“I'm not planning to; I'm considering it,” Murphy told reporters when asked about voting no in the committee markup next week.

He said he might also offer amendments to try to address the administration’s actions, but those are sure to be rejected by Republicans on the committee.

Democrats are trying to strike a balance between attacking Republicans for their assaults on ObamaCare, an issue that has borne political fruit, and working in a bipartisan way on health care legislation.

Murphy’s opinion differs from that of Murray, the top Democrat on the committee, who negotiated the package with Alexander and is supporting it.

When asked about Murphy's comments on Wednesday, Murray told reporters that she also wants to address the administration’s actions on ObamaCare but indicated she will not vote against the package over Republicans’ refusal to address ObamaCare in the legislation.

“I adamantly oppose what the administration has been doing,” Murray said. “We're working on a much smaller package of bills, but I still agree with Chris and all of us that we need to address sabotage.”

Alexander said in a statement in response to Murphy’s comments that the issue of ObamaCare should be handled separately from the bipartisan package.

“What to do about ObamaCare is a different debate that I’m sure will continue,” Alexander said. “In the end, it is hard to lower the cost of health insurance without first lowering the cost of health care.”

Murphy said he has been talking to his Democratic colleagues about his concerns and said others share them, though no other Senate Democrat has threatened to oppose the package because of the ObamaCare concerns.

A spokesperson for Sen. Tammy BaldwinTammy Suzanne BaldwinFederal funding for Chinese buses risks our national security Democrats threaten to withhold defense votes over wall The Trump downturn: Trouble ahead for the US economy MORE (D-Wis.), who has partnered with Murphy in the past on calling attention to ObamaCare “sabotage,” said that Baldwin is more concerned with adding a drug pricing transparency measure to the package than addressing ObamaCare in it.
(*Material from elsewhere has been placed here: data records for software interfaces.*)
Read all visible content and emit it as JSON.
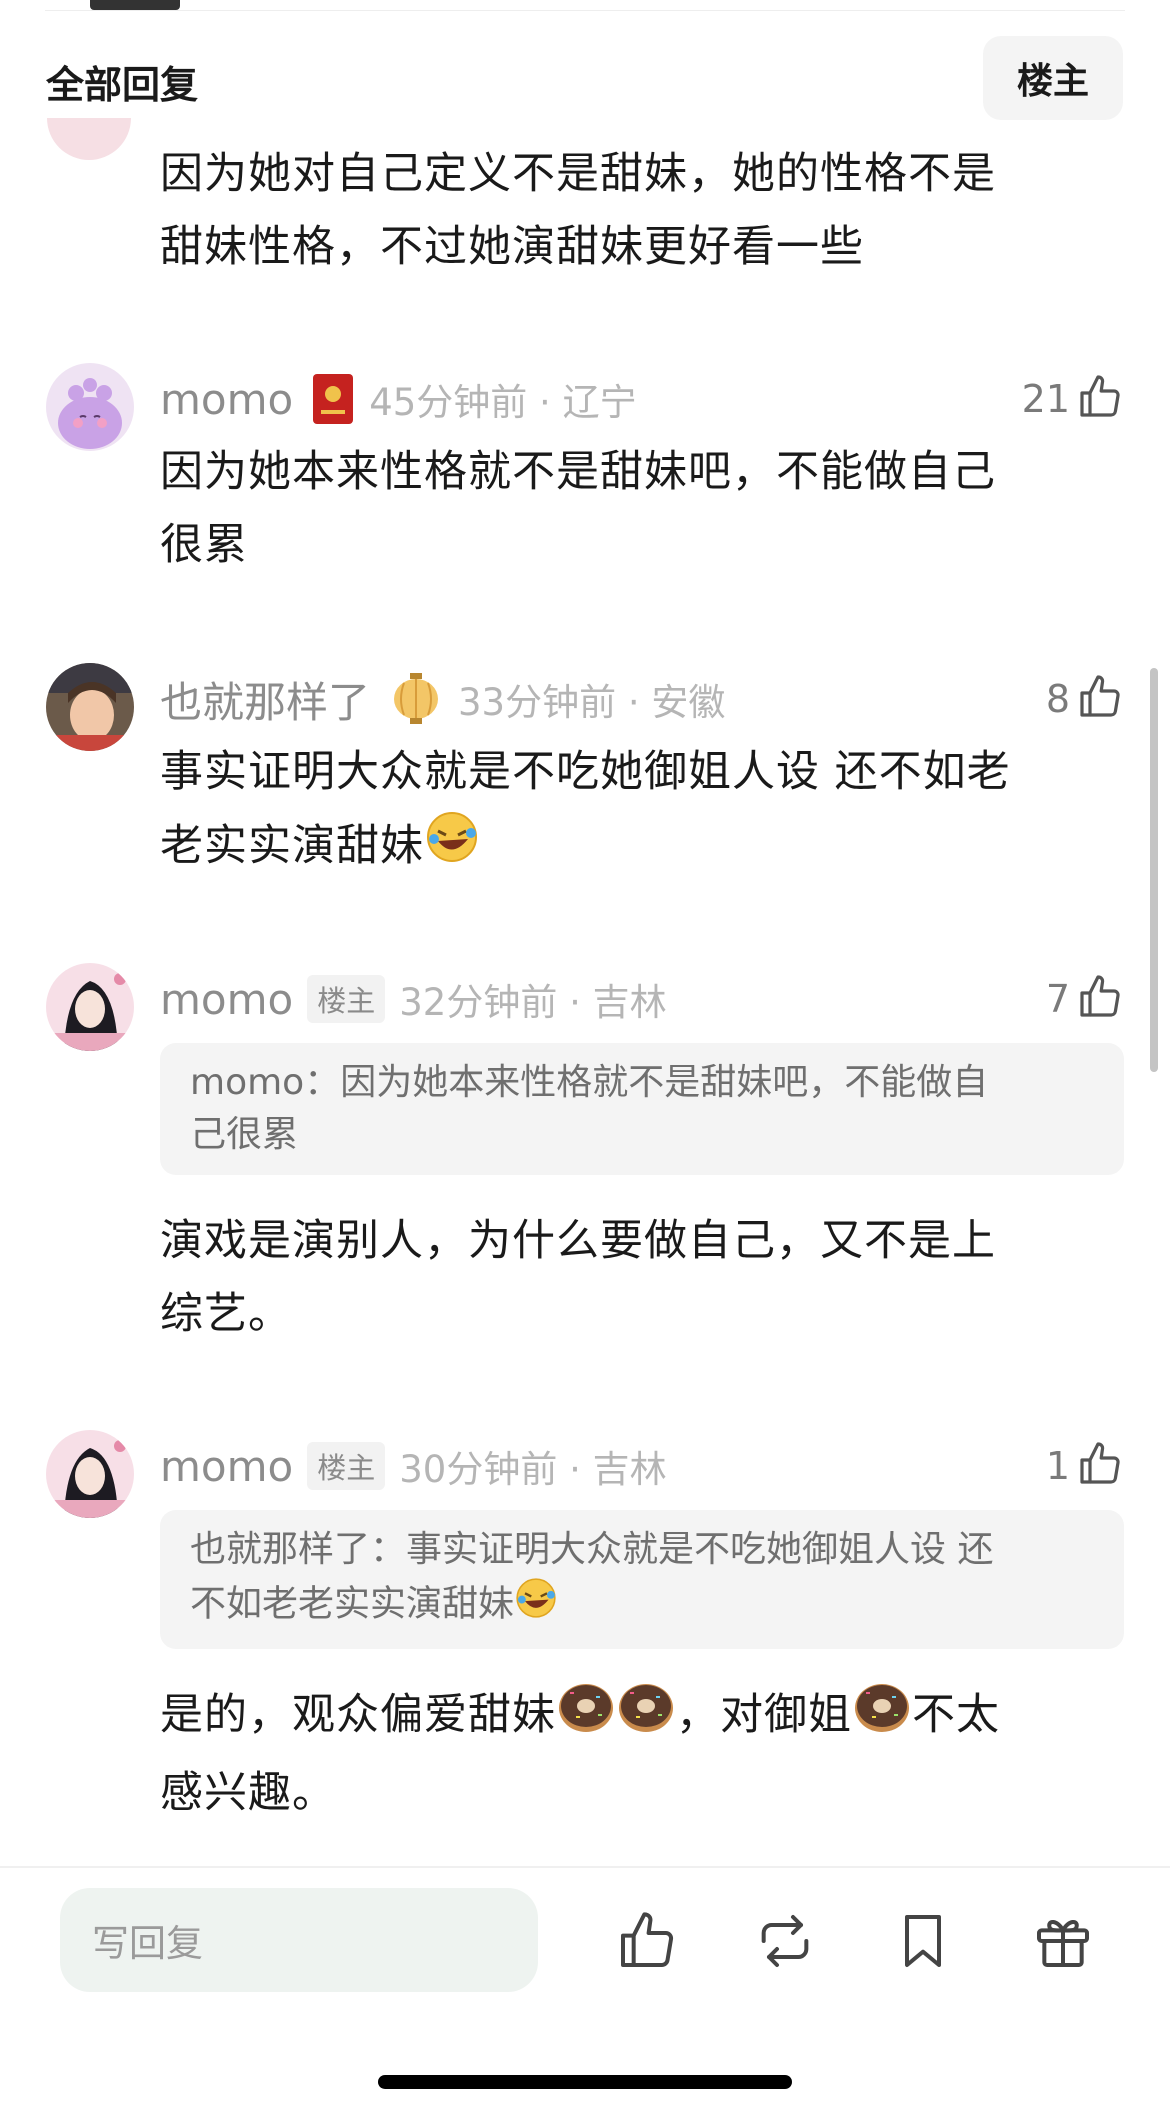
{
  "header": {
    "title": "全部回复",
    "filter_button": "楼主"
  },
  "first_comment": {
    "lines": [
      "因为她对自己定义不是甜妹，她的性格不是",
      "甜妹性格，不过她演甜妹更好看一些"
    ]
  },
  "comments": [
    {
      "username": "momo",
      "badge": "red-envelope-badge-icon",
      "time_location": "45分钟前 · 辽宁",
      "likes": "21",
      "lines": [
        "因为她本来性格就不是甜妹吧，不能做自己",
        "很累"
      ]
    },
    {
      "username": "也就那样了",
      "badge": "lantern-badge-icon",
      "time_location": "33分钟前 · 安徽",
      "likes": "8",
      "lines": [
        "事实证明大众就是不吃她御姐人设 还不如老",
        "老实实演甜妹"
      ]
    },
    {
      "username": "momo",
      "tag": "楼主",
      "time_location": "32分钟前 · 吉林",
      "likes": "7",
      "quote_lines": [
        "momo：因为她本来性格就不是甜妹吧，不能做自",
        "己很累"
      ],
      "lines": [
        "演戏是演别人，为什么要做自己，又不是上",
        "综艺。"
      ]
    },
    {
      "username": "momo",
      "tag": "楼主",
      "time_location": "30分钟前 · 吉林",
      "likes": "1",
      "quote_lines": [
        "也就那样了：事实证明大众就是不吃她御姐人设 还",
        "不如老老实实演甜妹"
      ],
      "line1_parts": [
        "是的，观众偏爱甜妹",
        "，对御姐",
        "不太"
      ],
      "line2": "感兴趣。"
    }
  ],
  "bottom_bar": {
    "reply_placeholder": "写回复",
    "icons": [
      "like-icon",
      "repost-icon",
      "bookmark-icon",
      "gift-icon"
    ]
  }
}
“Senator Baldwin made it clear yesterday she would like her bipartisan FAIR Drug Pricing Act included in this legislation,” the Baldwin spokesperson said. “So she is not a yes on the larger HELP package at this time.”